Exercise:
Look through the entries below and show every line containing the word "JSON".

Web page and app entries

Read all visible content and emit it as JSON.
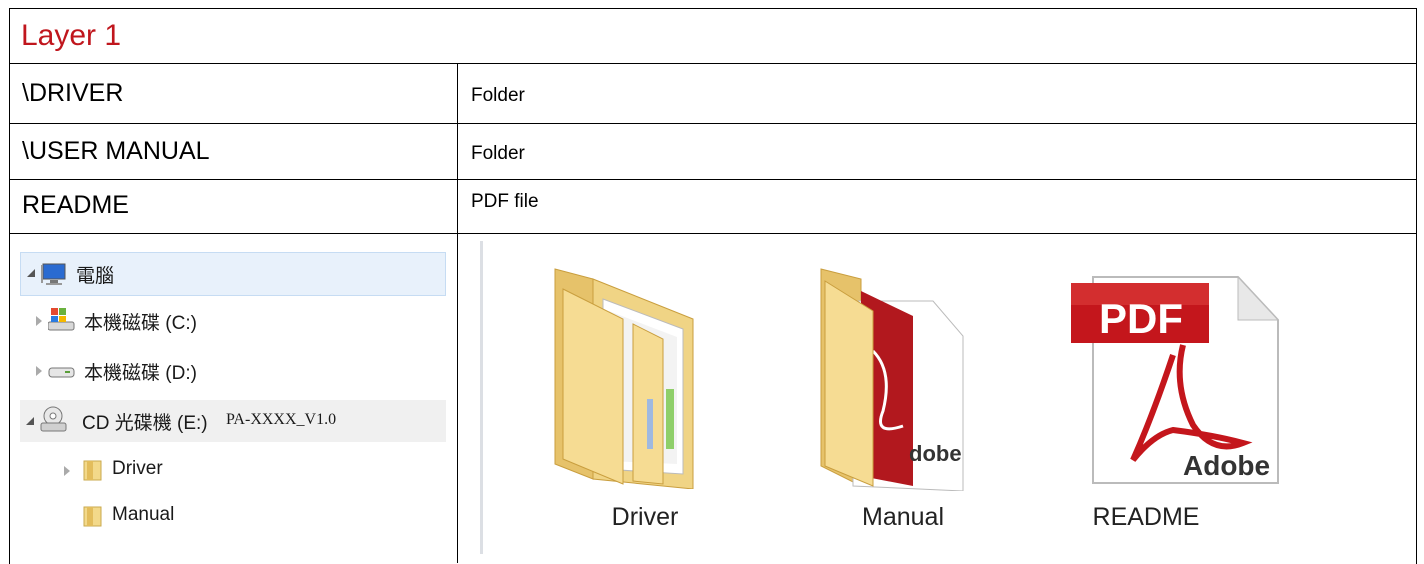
{
  "header": {
    "title": "Layer 1"
  },
  "rows": [
    {
      "name": "\\DRIVER",
      "type": "Folder"
    },
    {
      "name": "\\USER MANUAL",
      "type": "Folder"
    },
    {
      "name": "README",
      "type": "PDF file"
    }
  ],
  "tree": {
    "computer": "電腦",
    "drive_c": "本機磁碟 (C:)",
    "drive_d": "本機磁碟 (D:)",
    "drive_e": "CD 光碟機 (E:)",
    "volume": "PA-XXXX_V1.0",
    "driver": "Driver",
    "manual": "Manual"
  },
  "icons": {
    "driver": "Driver",
    "manual": "Manual",
    "readme": "README",
    "pdf_badge": "PDF",
    "adobe": "Adobe",
    "adobe_partial": "dobe"
  },
  "colors": {
    "title": "#c0161d",
    "folder": "#f3d98a",
    "pdf_red": "#c4161c"
  }
}
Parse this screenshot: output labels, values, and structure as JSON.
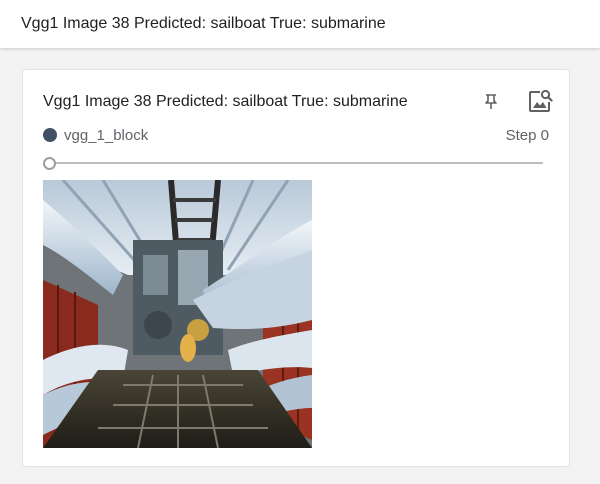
{
  "header": {
    "title": "Vgg1 Image 38 Predicted: sailboat True: submarine"
  },
  "card": {
    "title": "Vgg1 Image 38 Predicted: sailboat True: submarine",
    "pin_icon": "pin-icon",
    "image_search_icon": "image-search-icon",
    "run": {
      "name": "vgg_1_block",
      "color": "#425066"
    },
    "step_label": "Step 0",
    "slider": {
      "value": 0
    },
    "image": {
      "icon": "submarine-interior-photo"
    }
  }
}
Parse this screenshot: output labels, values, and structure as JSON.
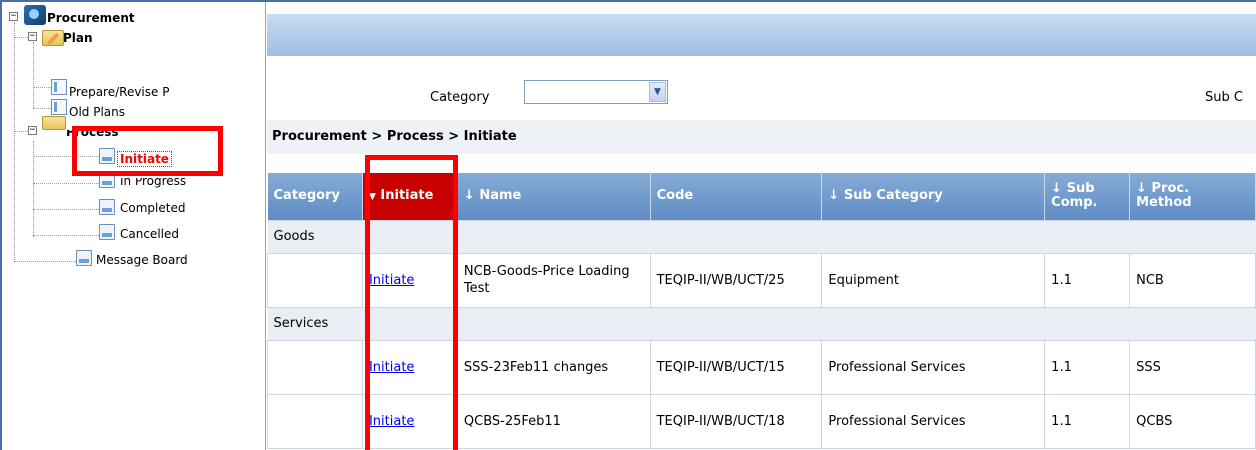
{
  "tree": {
    "root": "Procurement",
    "plan": {
      "label": "Plan",
      "items": [
        "Prepare/Revise P",
        "Old Plans"
      ]
    },
    "process": {
      "label": "Process",
      "items": [
        "Initiate",
        "In Progress",
        "Completed",
        "Cancelled"
      ]
    },
    "message_board": "Message Board",
    "expand_symbol": "⊟"
  },
  "filter": {
    "category_label": "Category",
    "category_value": "",
    "sub_label": "Sub C"
  },
  "breadcrumb": "Procurement > Process > Initiate",
  "table": {
    "headers": [
      "Category",
      "Initiate",
      "Name",
      "Code",
      "Sub Category",
      "Sub Comp.",
      "Proc. Method"
    ],
    "sort_arrow": "↓",
    "sort_active": "▼",
    "groups": [
      {
        "name": "Goods",
        "rows": [
          {
            "action": "Initiate",
            "name": "NCB-Goods-Price Loading Test",
            "code": "TEQIP-II/WB/UCT/25",
            "subcat": "Equipment",
            "subcomp": "1.1",
            "method": "NCB"
          }
        ]
      },
      {
        "name": "Services",
        "rows": [
          {
            "action": "Initiate",
            "name": "SSS-23Feb11 changes",
            "code": "TEQIP-II/WB/UCT/15",
            "subcat": "Professional Services",
            "subcomp": "1.1",
            "method": "SSS"
          },
          {
            "action": "Initiate",
            "name": "QCBS-25Feb11",
            "code": "TEQIP-II/WB/UCT/18",
            "subcat": "Professional Services",
            "subcomp": "1.1",
            "method": "QCBS"
          }
        ]
      }
    ]
  },
  "colors": {
    "header": "#6f98cb",
    "sorted_header": "#c70000",
    "annotation": "#ff0000",
    "link": "#0000ee"
  }
}
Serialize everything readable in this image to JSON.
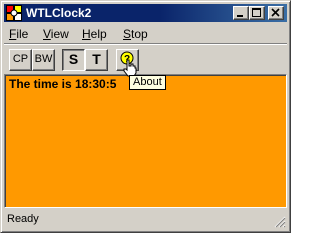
{
  "window": {
    "title": "WTLClock2"
  },
  "menu": {
    "file": "File",
    "view": "View",
    "help": "Help",
    "stop": "Stop"
  },
  "toolbar": {
    "cp_label": "CP",
    "bw_label": "BW",
    "s_label": "S",
    "t_label": "T",
    "about_icon": "question-help-icon"
  },
  "client": {
    "time_text": "The time is 18:30:5",
    "background_color": "#ff9900"
  },
  "tooltip": {
    "text": "About"
  },
  "status": {
    "text": "Ready"
  },
  "colors": {
    "titlebar": "#0a246a",
    "face": "#d4d0c8",
    "client_bg": "#ff9900",
    "tooltip_bg": "#ffffe1"
  }
}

Exercise output:
Read all visible content and emit it as JSON.
Parse this screenshot: output labels, values, and structure as JSON.
Parse this screenshot: output labels, values, and structure as JSON.
Serialize everything readable in this image to JSON.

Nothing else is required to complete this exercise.